Metropolitan Police commissioner Sir Bernard Hogan-Howe has announced that a major review of Notting Hill Carnival will be carried out by the police force, organiser London Notting Hill Carnival Enterprises Trust (LNHCET) and the Greater London Authority (GLA). Thought is being given to ticketing the event to reduce overcrowding and crime, he revealed.
He made the remarks at a meeting with residents on 4 October at the Westfield shopping centre. They follow sensationalist media headlines about “carnage” at the carnival as the police reported rising numbers of arrests. However, the Met conceded that much of the increase was down to the reclassification of laughing gas as a controlled drug. The number of violent crimes was the same as last year, Hogan-Howe said.*
Local news site Getwestlondon reported that Hogan-Howe was concerned about the “large number of people in a small area”. Soca News’ reporter can testify that the crush in Ladbroke Grove on Carnival Monday evening made it difficult for mas bands to move on the route and conditions for non-costumed revellers were also extremely uncomfortable.
The overcrowding was largely caused by the huge influx of people on to Ladbroke Grove after the Met-imposed 7pm sound system shut-off. The police’s closure of side roads made Ladbroke Grove the only way out of the north-western quadrant of the carnival zone.
The “small area” Hogan-Howe considers problematic was created by the Met under its 1990s policy of ‘containment’ of Notting Hill Carnival in order to make it easier to control. The policy was introduced with approval from the Royal Borough of Kensington & Chelsea (RBKC), which wanted the carnival’s ‘footprint’ to be reduced to the minimum to avoid inconvenience to wealthy residents.

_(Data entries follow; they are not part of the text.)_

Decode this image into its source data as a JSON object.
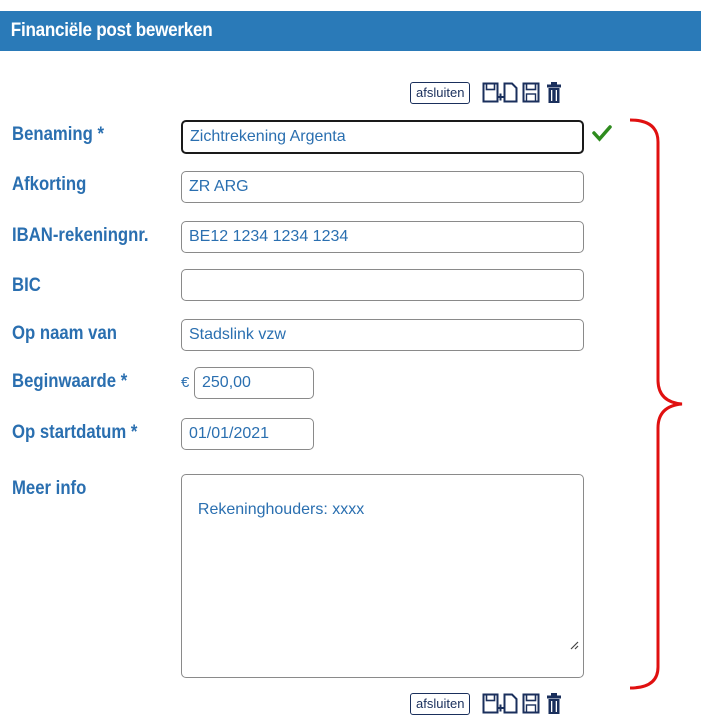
{
  "header": {
    "title": "Financiële post bewerken"
  },
  "toolbar": {
    "close_label": "afsluiten",
    "icons": [
      "save-new-icon",
      "save-icon",
      "delete-icon"
    ]
  },
  "form": {
    "benaming": {
      "label": "Benaming *",
      "value": "Zichtrekening Argenta"
    },
    "afkorting": {
      "label": "Afkorting",
      "value": "ZR ARG"
    },
    "iban": {
      "label": "IBAN-rekeningnr.",
      "value": "BE12 1234 1234 1234"
    },
    "bic": {
      "label": "BIC",
      "value": ""
    },
    "op_naam_van": {
      "label": "Op naam van",
      "value": "Stadslink vzw"
    },
    "beginwaarde": {
      "label": "Beginwaarde *",
      "currency": "€",
      "value": "250,00"
    },
    "op_startdatum": {
      "label": "Op startdatum *",
      "value": "01/01/2021"
    },
    "meer_info": {
      "label": "Meer info",
      "value": "Rekeninghouders: xxxx"
    }
  },
  "colors": {
    "header_bg": "#2a7ab8",
    "label": "#2a6fb0",
    "valid": "#2e8b1e",
    "bracket": "#e01010"
  }
}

With fears over crime being whipped up by the Evening Standard’s increasingly vitriolic coverage of the event, ticketing has been proposed as a way of imposing a “layer of control”, as Hogan-Howe put it. Local MP Victoria Borwick floated the idea as one potential mitigation measure. Many have questioned the practicality of cordoning off the whole of the carnival area while maintaining access for thousands of residents. Ticketing is also felt to be utterly at odds with the concept of Carnival as a free, publicly accessible street celebration.
Other suggestions include moving the event to Hyde Park and shifting the timing to Saturday and Sunday to limit police overtime payments. Police receive double pay for working on a bank holiday. Media reported that “9,000 officers” were employed at the carnival, but it is not clear whether these were 9,000 individual men and women or 9,000 police shifts. The park proposal has been around for many years, and proved a dismal flop when tried previously in Finsbury Park and, under former London mayor Ken Livingstone, in Hyde Park. It is not known if the Royal Parks Agency would even be prepared to accept the event taking place in the park.

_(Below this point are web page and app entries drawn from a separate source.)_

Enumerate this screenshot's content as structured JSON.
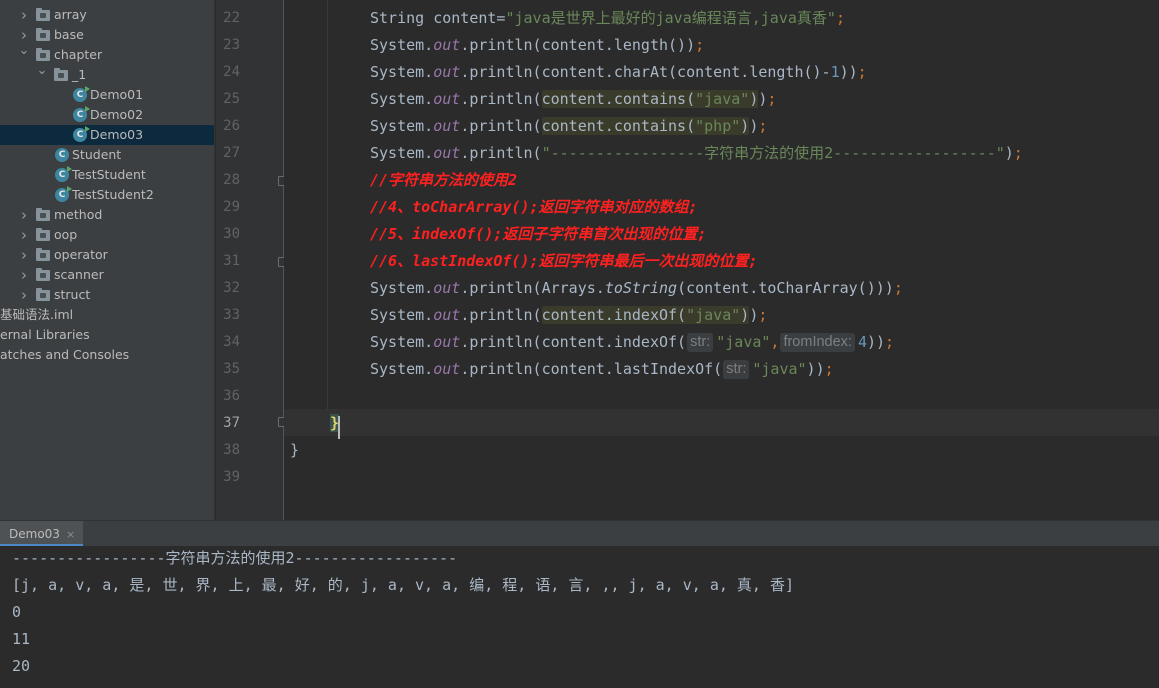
{
  "project_tree": [
    {
      "label": "array",
      "kind": "folder",
      "expanded": false
    },
    {
      "label": "base",
      "kind": "folder",
      "expanded": false
    },
    {
      "label": "chapter",
      "kind": "folder",
      "expanded": true
    },
    {
      "label": "_1",
      "kind": "folder",
      "expanded": true
    },
    {
      "label": "Demo01",
      "kind": "class-run"
    },
    {
      "label": "Demo02",
      "kind": "class-run"
    },
    {
      "label": "Demo03",
      "kind": "class-run",
      "selected": true
    },
    {
      "label": "Student",
      "kind": "class"
    },
    {
      "label": "TestStudent",
      "kind": "class-run"
    },
    {
      "label": "TestStudent2",
      "kind": "class-run"
    },
    {
      "label": "method",
      "kind": "folder",
      "expanded": false
    },
    {
      "label": "oop",
      "kind": "folder",
      "expanded": false
    },
    {
      "label": "operator",
      "kind": "folder",
      "expanded": false
    },
    {
      "label": "scanner",
      "kind": "folder",
      "expanded": false
    },
    {
      "label": "struct",
      "kind": "folder",
      "expanded": false
    },
    {
      "label": "基础语法.iml",
      "kind": "file"
    },
    {
      "label": "ernal Libraries",
      "kind": "libs"
    },
    {
      "label": "atches and Consoles",
      "kind": "scratches"
    }
  ],
  "editor": {
    "line_numbers": [
      "22",
      "23",
      "24",
      "25",
      "26",
      "27",
      "28",
      "29",
      "30",
      "31",
      "32",
      "33",
      "34",
      "35",
      "36",
      "37",
      "38",
      "39"
    ],
    "current_line": "37",
    "code_lines": [
      [
        {
          "t": "String content=",
          "c": "plain"
        },
        {
          "t": "\"java是世界上最好的java编程语言,java真香\"",
          "c": "str"
        },
        {
          "t": ";",
          "c": "kw"
        }
      ],
      [
        {
          "t": "System.",
          "c": "plain"
        },
        {
          "t": "out",
          "c": "field"
        },
        {
          "t": ".println(content.length())",
          "c": "plain"
        },
        {
          "t": ";",
          "c": "kw"
        }
      ],
      [
        {
          "t": "System.",
          "c": "plain"
        },
        {
          "t": "out",
          "c": "field"
        },
        {
          "t": ".println(content.charAt(content.length()-",
          "c": "plain"
        },
        {
          "t": "1",
          "c": "num"
        },
        {
          "t": "))",
          "c": "plain"
        },
        {
          "t": ";",
          "c": "kw"
        }
      ],
      [
        {
          "t": "System.",
          "c": "plain"
        },
        {
          "t": "out",
          "c": "field"
        },
        {
          "t": ".println(",
          "c": "plain"
        },
        {
          "t": "content.contains(",
          "c": "plain",
          "hl": true
        },
        {
          "t": "\"java\"",
          "c": "str",
          "hl": true
        },
        {
          "t": ")",
          "c": "plain",
          "hl": true
        },
        {
          "t": ")",
          "c": "plain"
        },
        {
          "t": ";",
          "c": "kw"
        }
      ],
      [
        {
          "t": "System.",
          "c": "plain"
        },
        {
          "t": "out",
          "c": "field"
        },
        {
          "t": ".println(",
          "c": "plain"
        },
        {
          "t": "content.contains(",
          "c": "plain",
          "hl": true
        },
        {
          "t": "\"php\"",
          "c": "str",
          "hl": true
        },
        {
          "t": ")",
          "c": "plain",
          "hl": true
        },
        {
          "t": ")",
          "c": "plain"
        },
        {
          "t": ";",
          "c": "kw"
        }
      ],
      [
        {
          "t": "System.",
          "c": "plain"
        },
        {
          "t": "out",
          "c": "field"
        },
        {
          "t": ".println(",
          "c": "plain"
        },
        {
          "t": "\"-----------------字符串方法的使用2------------------\"",
          "c": "str"
        },
        {
          "t": ")",
          "c": "plain"
        },
        {
          "t": ";",
          "c": "kw"
        }
      ],
      [
        {
          "t": "//字符串方法的使用2",
          "c": "comment"
        }
      ],
      [
        {
          "t": "//4、toCharArray();返回字符串对应的数组;",
          "c": "comment"
        }
      ],
      [
        {
          "t": "//5、indexOf();返回子字符串首次出现的位置;",
          "c": "comment"
        }
      ],
      [
        {
          "t": "//6、lastIndexOf();返回字符串最后一次出现的位置;",
          "c": "comment"
        }
      ],
      [
        {
          "t": "System.",
          "c": "plain"
        },
        {
          "t": "out",
          "c": "field"
        },
        {
          "t": ".println(Arrays.",
          "c": "plain"
        },
        {
          "t": "toString",
          "c": "static"
        },
        {
          "t": "(content.toCharArray()))",
          "c": "plain"
        },
        {
          "t": ";",
          "c": "kw"
        }
      ],
      [
        {
          "t": "System.",
          "c": "plain"
        },
        {
          "t": "out",
          "c": "field"
        },
        {
          "t": ".println(",
          "c": "plain"
        },
        {
          "t": "content.indexOf(",
          "c": "plain",
          "hl": true
        },
        {
          "t": "\"java\"",
          "c": "str",
          "hl": true
        },
        {
          "t": ")",
          "c": "plain",
          "hl": true
        },
        {
          "t": ")",
          "c": "plain"
        },
        {
          "t": ";",
          "c": "kw"
        }
      ],
      [
        {
          "t": "System.",
          "c": "plain"
        },
        {
          "t": "out",
          "c": "field"
        },
        {
          "t": ".println(content.indexOf(",
          "c": "plain"
        },
        {
          "t": "str:",
          "c": "hint"
        },
        {
          "t": "\"java\"",
          "c": "str"
        },
        {
          "t": ",",
          "c": "kw"
        },
        {
          "t": "fromIndex:",
          "c": "hint"
        },
        {
          "t": "4",
          "c": "num"
        },
        {
          "t": "))",
          "c": "plain"
        },
        {
          "t": ";",
          "c": "kw"
        }
      ],
      [
        {
          "t": "System.",
          "c": "plain"
        },
        {
          "t": "out",
          "c": "field"
        },
        {
          "t": ".println(content.lastIndexOf(",
          "c": "plain"
        },
        {
          "t": "str:",
          "c": "hint"
        },
        {
          "t": "\"java\"",
          "c": "str"
        },
        {
          "t": "))",
          "c": "plain"
        },
        {
          "t": ";",
          "c": "kw"
        }
      ],
      [],
      [
        {
          "t": "}",
          "c": "caret"
        }
      ],
      [
        {
          "t": "}",
          "c": "plain"
        }
      ],
      []
    ]
  },
  "run_panel": {
    "tab_label": "Demo03",
    "close_glyph": "×",
    "output_lines": [
      "-----------------字符串方法的使用2------------------",
      "[j, a, v, a, 是, 世, 界, 上, 最, 好, 的, j, a, v, a, 编, 程, 语, 言, ,, j, a, v, a, 真, 香]",
      "0",
      "11",
      "20"
    ]
  },
  "colors": {
    "editor_bg": "#2b2b2b",
    "tree_bg": "#3c3f41",
    "gutter_bg": "#313335",
    "selection_bg": "#0d293e",
    "string": "#6a8759",
    "keyword": "#cc7832",
    "field": "#9876aa",
    "number": "#6897bb",
    "comment_custom": "#ff2020"
  }
}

The carnival review is expected to report in January 2017. In the meantime, LNHCET will hold a meeting with local residents in the Small Hall, Kensington Town Hall, Hornton Street, from 6.30pm to 8pm on Wednesday 26 October. Questions or comments can be made beforehand by emailing firstname.lastname@example.org.
* In September, Soca News asked the Metropolitan Police Service, under a Freedom of Information request, how many of the 407 people said to have been arrested “at Notting Hill Carnival” in 2015 were actually taken to court and found guilty of a crime. The MPS said it was unable to respond because examining over 400 separate records would be too expensive. There is therefore no way of establishing the true level of crime at Notting Hill Carnival, nor of independently verifying the MPS’s claims about numbers of arrests and crimes committed.